in the building north of Hewlett’s,
all kinds of plants and bulbs, such
as ferns, geraniums, cinerera
colens, salvia, lantana pansies, canna
bulbs, etc. Sale starts at ten o’clock
Throw your clothes away. Let
us clean and repair them and
make them look good as new.
Old Armory Bldg.

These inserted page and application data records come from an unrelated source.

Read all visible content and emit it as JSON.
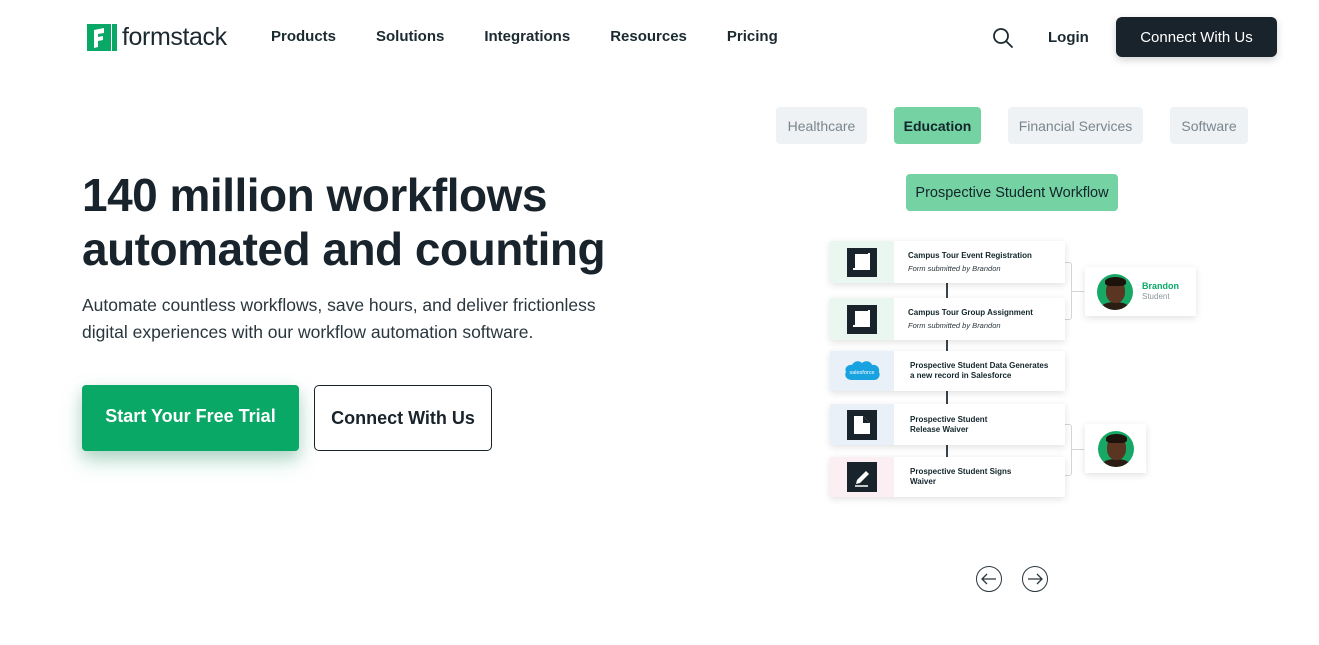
{
  "brand": {
    "name": "formstack",
    "accent": "#0aa866",
    "dark": "#18232b"
  },
  "nav": {
    "items": [
      "Products",
      "Solutions",
      "Integrations",
      "Resources",
      "Pricing"
    ],
    "search_icon": "search-icon",
    "login_label": "Login",
    "cta_label": "Connect With Us"
  },
  "hero": {
    "title": "140 million workflows automated and counting",
    "subtitle": "Automate countless workflows, save hours, and deliver frictionless digital experiences with our workflow automation software.",
    "primary_cta": "Start Your Free Trial",
    "secondary_cta": "Connect With Us"
  },
  "industry_tabs": {
    "items": [
      "Healthcare",
      "Education",
      "Financial Services",
      "Software"
    ],
    "active": "Education"
  },
  "workflow": {
    "title": "Prospective Student Workflow",
    "steps": [
      {
        "title": "Campus Tour Event Registration",
        "subtitle": "Form submitted by Brandon",
        "icon": "form-icon"
      },
      {
        "title": "Campus Tour Group Assignment",
        "subtitle": "Form submitted by Brandon",
        "icon": "form-icon"
      },
      {
        "title": "Prospective Student Data Generates\na new record in Salesforce",
        "subtitle": "",
        "icon": "salesforce-icon",
        "icon_label": "salesforce"
      },
      {
        "title": "Prospective Student\nRelease Waiver",
        "subtitle": "",
        "icon": "document-icon"
      },
      {
        "title": "Prospective Student Signs\nWaiver",
        "subtitle": "",
        "icon": "pen-icon"
      }
    ],
    "person": {
      "name": "Brandon",
      "role": "Student"
    }
  },
  "carousel": {
    "prev_icon": "arrow-left-icon",
    "next_icon": "arrow-right-icon"
  }
}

North Main
“And Home Came Ted”
THURSDAY NIGHT, MAY 18TH
HIGH SCHOOL AUDITORIUM
Admission:—Adults 50c; Children 25c
To our many friends-and Customers we wish to say,
that we will be in our new home on North Main St.,
by Friday, May 5th, and will be the better prepared
to take care of your needs than ever before.
We invite the public to come and get our service
on TEXACO PRODUCTS and WILLARD STORAGE
SLATE & WILLSEY
Successors to Elk City Battery Co.
North Main St., 1st door north of Johnson’s
Here’s what’s next.
This issue can be searched. Note: Results may vary based on the legibility of text within the document.
Tools / Downloads
Get a copy of this page or view the extracted text.
Citing and Sharing
Basic information for referencing this web page. We also provide extended guidance on usage rights, references, copying or embedding.
Reference the current page of this Newspaper.
Blackburn, Verna. Elk City News-Democrat (Elk City, Okla.), Vol. 20, No. 1, Ed. 2 Thursday, May 4, 1922, newspaper, May 4, 1922; Elk City, Oklahoma. (gateway.okhistory.org/ark:/67531/metadc497357/m1/1/: accessed May 26, 2018), The Gateway to Oklahoma History, gateway.okhistory.org; crediting Oklahoma Historical Society.